Seminar to discuss HFSS reduction targets in the UK
A seminar to discuss the priorities for meeting high fat, sugar and salt (HFSS) reduction targets in the UK will take place in October.
The ‘High Fat, Sugar and Salt Policy in the UK – Progress and Impact, New Initiatives, and the Future Regulatory Framework’ seminar is due to take place on 10 October 2019 in London and will discuss the priorities for meeting high fat, sugar and salt (HFSS) reduction targets in the UK.
Organised by Westminster Forum Projects, the seminar will aim to bring out the latest thinking on the practical challenges of product reformulation and discuss reducing HFSS content of popular products whilst engaging with consumers and overcoming cost barriers to reformulation.
Delegates will also be able to discuss options and the possible scope of further government intervention and voluntary agreements.
Attendees will further consider the role of broadcasters, media and marketing and the future of HFSS advertisement regulation – with the UK Nutrient Profiling Model review expected shortly that will determine which products are considered unhealthy.
Delegates can also assess the practicalities involved in regulating in-store product placement and promotional offers and the wider role of retailers in promoting healthy choices – as well as what more should be done to improve the nutritional content of own-brand ranges and products made in-store.
Further sessions will look at local initiatives for boosting community awareness of HFSS, and include case studies from those who have developed healthy eating partnerships and strategies as well as those who have developed innovative planning processes, powers and advertising restrictions.
The seminar will also look at what can be learnt from initiatives such as Scotland’s diet and healthy weight plan – which includes proposals to develop a code of practice with local authorities, transport and media for HFSS advertising restriction – and the impact of the London Food Strategy which included a plan to ban junk food advertisements on the Transport for London network.

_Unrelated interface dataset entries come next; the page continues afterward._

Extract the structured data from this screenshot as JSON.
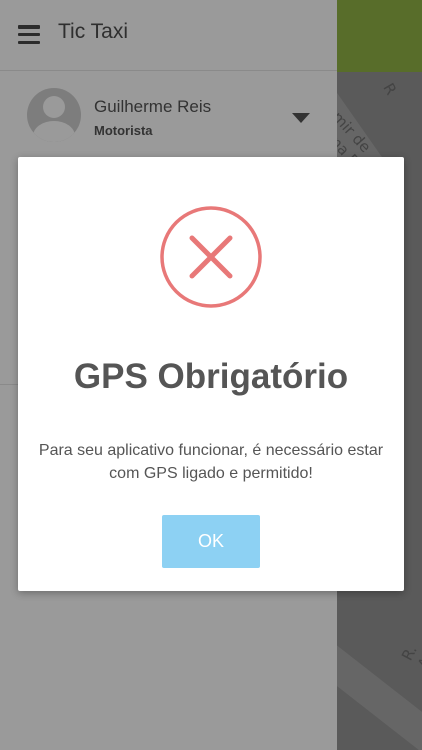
{
  "app": {
    "title": "Tic Taxi"
  },
  "drawer": {
    "menu_icon": "hamburger-menu-icon",
    "user": {
      "name": "Guilherme Reis",
      "role": "Motorista"
    },
    "expand_icon": "caret-down-icon"
  },
  "map": {
    "streets": [
      "mir de Lima P",
      "R",
      "R. Am"
    ]
  },
  "dialog": {
    "icon": "error-x-circle-icon",
    "title": "GPS Obrigatório",
    "message": "Para seu aplicativo funcionar, é necessário estar com GPS ligado e permitido!",
    "ok_label": "OK"
  },
  "colors": {
    "error_icon": "#e87878",
    "ok_button": "#8dd1f3",
    "map_topbar": "#586d2a",
    "overlay": "#9a9a9a"
  }
}
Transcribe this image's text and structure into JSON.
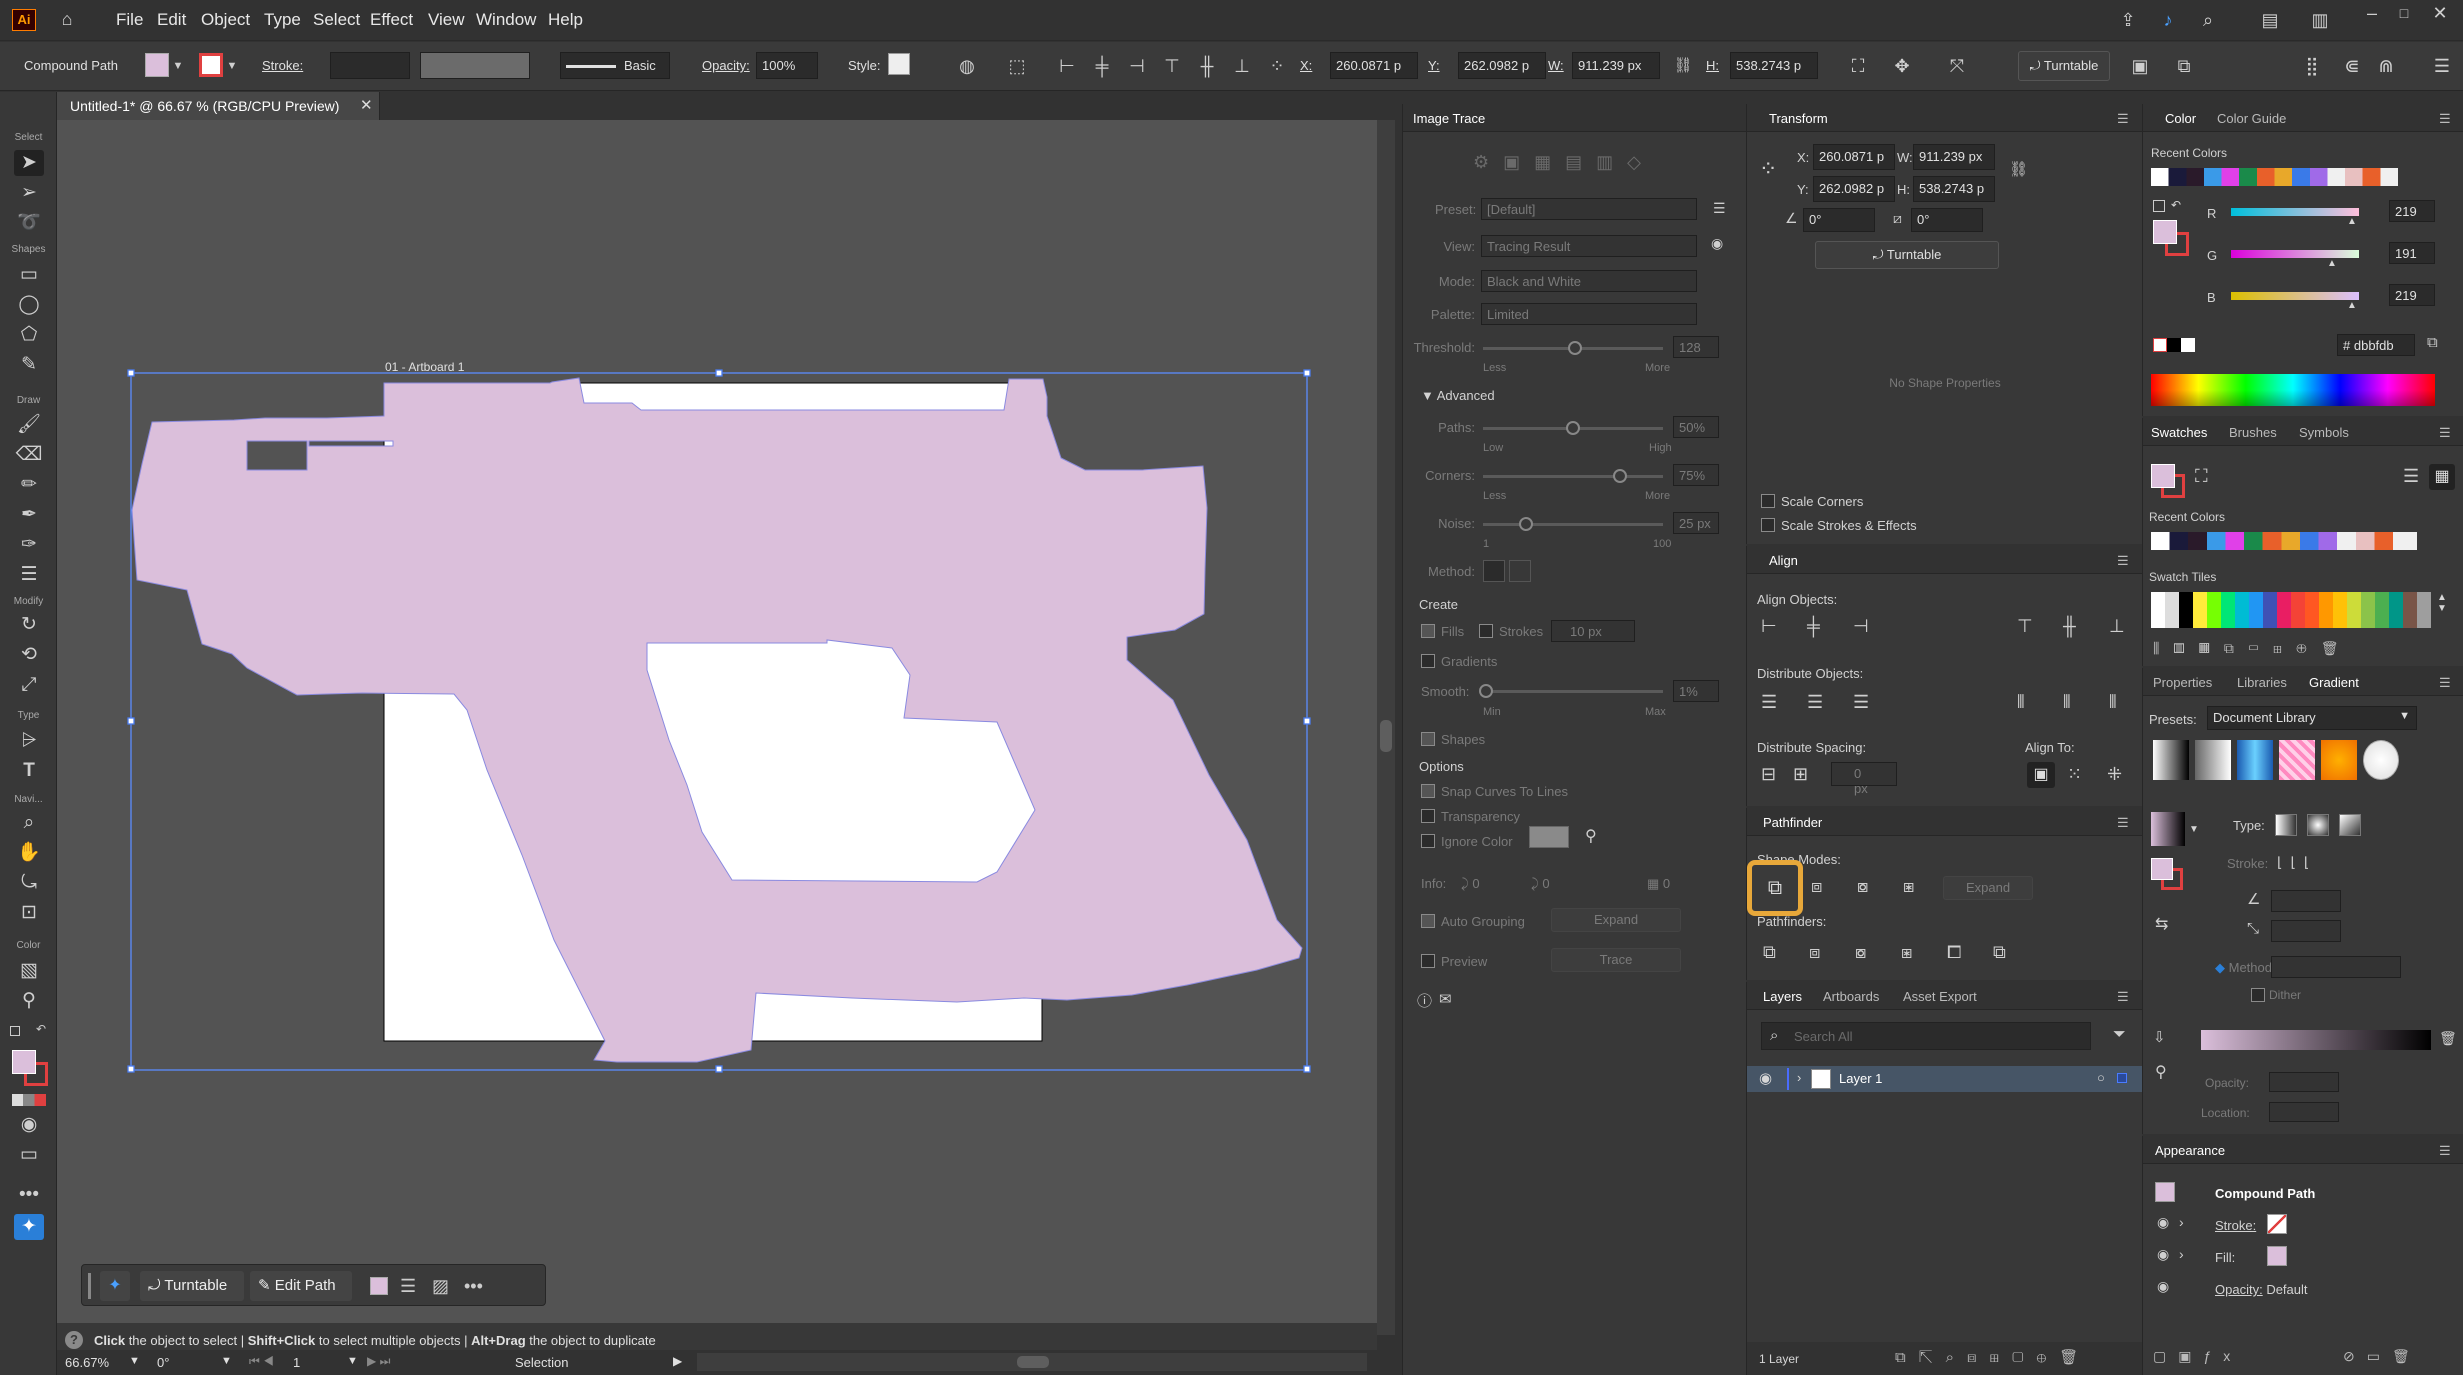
{
  "menubar": {
    "app_logo": "Ai",
    "menus": [
      "File",
      "Edit",
      "Object",
      "Type",
      "Select",
      "Effect",
      "View",
      "Window",
      "Help"
    ]
  },
  "control": {
    "object_type": "Compound Path",
    "stroke_label": "Stroke:",
    "brush_label": "Basic",
    "opacity_label": "Opacity:",
    "opacity_value": "100%",
    "style_label": "Style:",
    "x_label": "X:",
    "x_value": "260.0871 p",
    "y_label": "Y:",
    "y_value": "262.0982 p",
    "w_label": "W:",
    "w_value": "911.239 px",
    "h_label": "H:",
    "h_value": "538.2743 p",
    "turntable_label": "Turntable"
  },
  "tools": {
    "sections": [
      "Select",
      "Shapes",
      "Draw",
      "Modify",
      "Type",
      "Navi...",
      "Color"
    ]
  },
  "document": {
    "tab_title": "Untitled-1* @ 66.67 % (RGB/CPU Preview)",
    "artboard_label": "01 - Artboard 1"
  },
  "context_bar": {
    "turntable": "Turntable",
    "edit_path": "Edit Path"
  },
  "status": {
    "hint_part1": "Click",
    "hint_part2": " the object to select  |  ",
    "hint_part3": "Shift+Click",
    "hint_part4": " to select multiple objects  |  ",
    "hint_part5": "Alt+Drag",
    "hint_part6": " the object to duplicate",
    "zoom": "66.67%",
    "rotation": "0°",
    "artboard_number": "1",
    "tool_name": "Selection"
  },
  "image_trace": {
    "title": "Image Trace",
    "preset_label": "Preset:",
    "preset_value": "[Default]",
    "view_label": "View:",
    "view_value": "Tracing Result",
    "mode_label": "Mode:",
    "mode_value": "Black and White",
    "palette_label": "Palette:",
    "palette_value": "Limited",
    "threshold_label": "Threshold:",
    "threshold_value": "128",
    "less": "Less",
    "more": "More",
    "advanced": "Advanced",
    "paths_label": "Paths:",
    "paths_value": "50%",
    "low": "Low",
    "high": "High",
    "corners_label": "Corners:",
    "corners_value": "75%",
    "noise_label": "Noise:",
    "noise_value": "25 px",
    "noise_min": "1",
    "noise_max": "100",
    "method_label": "Method:",
    "create_label": "Create",
    "fills": "Fills",
    "strokes": "Strokes",
    "strokes_value": "10 px",
    "gradients": "Gradients",
    "smooth_label": "Smooth:",
    "smooth_value": "1%",
    "min": "Min",
    "max": "Max",
    "shapes": "Shapes",
    "options_label": "Options",
    "snap_curves": "Snap Curves To Lines",
    "transparency": "Transparency",
    "ignore_color": "Ignore Color",
    "info_label": "Info:",
    "info_paths": "0",
    "info_anchors": "0",
    "info_colors": "0",
    "auto_grouping": "Auto Grouping",
    "expand": "Expand",
    "preview": "Preview",
    "trace": "Trace"
  },
  "transform": {
    "title": "Transform",
    "x_label": "X:",
    "x_value": "260.0871 p",
    "y_label": "Y:",
    "y_value": "262.0982 p",
    "w_label": "W:",
    "w_value": "911.239 px",
    "h_label": "H:",
    "h_value": "538.2743 p",
    "rotate_value": "0°",
    "shear_value": "0°",
    "turntable": "Turntable",
    "no_shape": "No Shape Properties",
    "scale_corners": "Scale Corners",
    "scale_strokes": "Scale Strokes & Effects"
  },
  "align": {
    "title": "Align",
    "align_objects": "Align Objects:",
    "distribute_objects": "Distribute Objects:",
    "distribute_spacing": "Distribute Spacing:",
    "spacing_value": "0 px",
    "align_to": "Align To:"
  },
  "pathfinder": {
    "title": "Pathfinder",
    "shape_modes": "Shape Modes:",
    "expand": "Expand",
    "pathfinders": "Pathfinders:"
  },
  "layers": {
    "tabs": [
      "Layers",
      "Artboards",
      "Asset Export"
    ],
    "search_placeholder": "Search All",
    "layer_name": "Layer 1",
    "count": "1 Layer"
  },
  "color": {
    "tabs": [
      "Color",
      "Color Guide"
    ],
    "recent_colors": "Recent Colors",
    "r_label": "R",
    "r_value": "219",
    "g_label": "G",
    "g_value": "191",
    "b_label": "B",
    "b_value": "219",
    "hex_prefix": "#",
    "hex_value": "dbbfdb"
  },
  "swatches": {
    "tabs": [
      "Swatches",
      "Brushes",
      "Symbols"
    ],
    "recent_colors": "Recent Colors",
    "swatch_tiles": "Swatch Tiles"
  },
  "gradient": {
    "tabs": [
      "Properties",
      "Libraries",
      "Gradient"
    ],
    "presets_label": "Presets:",
    "presets_value": "Document Library",
    "type_label": "Type:",
    "stroke_label": "Stroke:",
    "method_label": "Method:",
    "dither": "Dither",
    "opacity_label": "Opacity:",
    "location_label": "Location:"
  },
  "appearance": {
    "title": "Appearance",
    "object": "Compound Path",
    "stroke": "Stroke:",
    "fill": "Fill:",
    "opacity": "Opacity:",
    "opacity_value": "Default"
  },
  "colors": {
    "fill": "#dbbfdb",
    "accent": "#2a7fd8",
    "highlight": "#e8a83a"
  }
}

For more information on the speakers and sessions, visit the seminar’s website.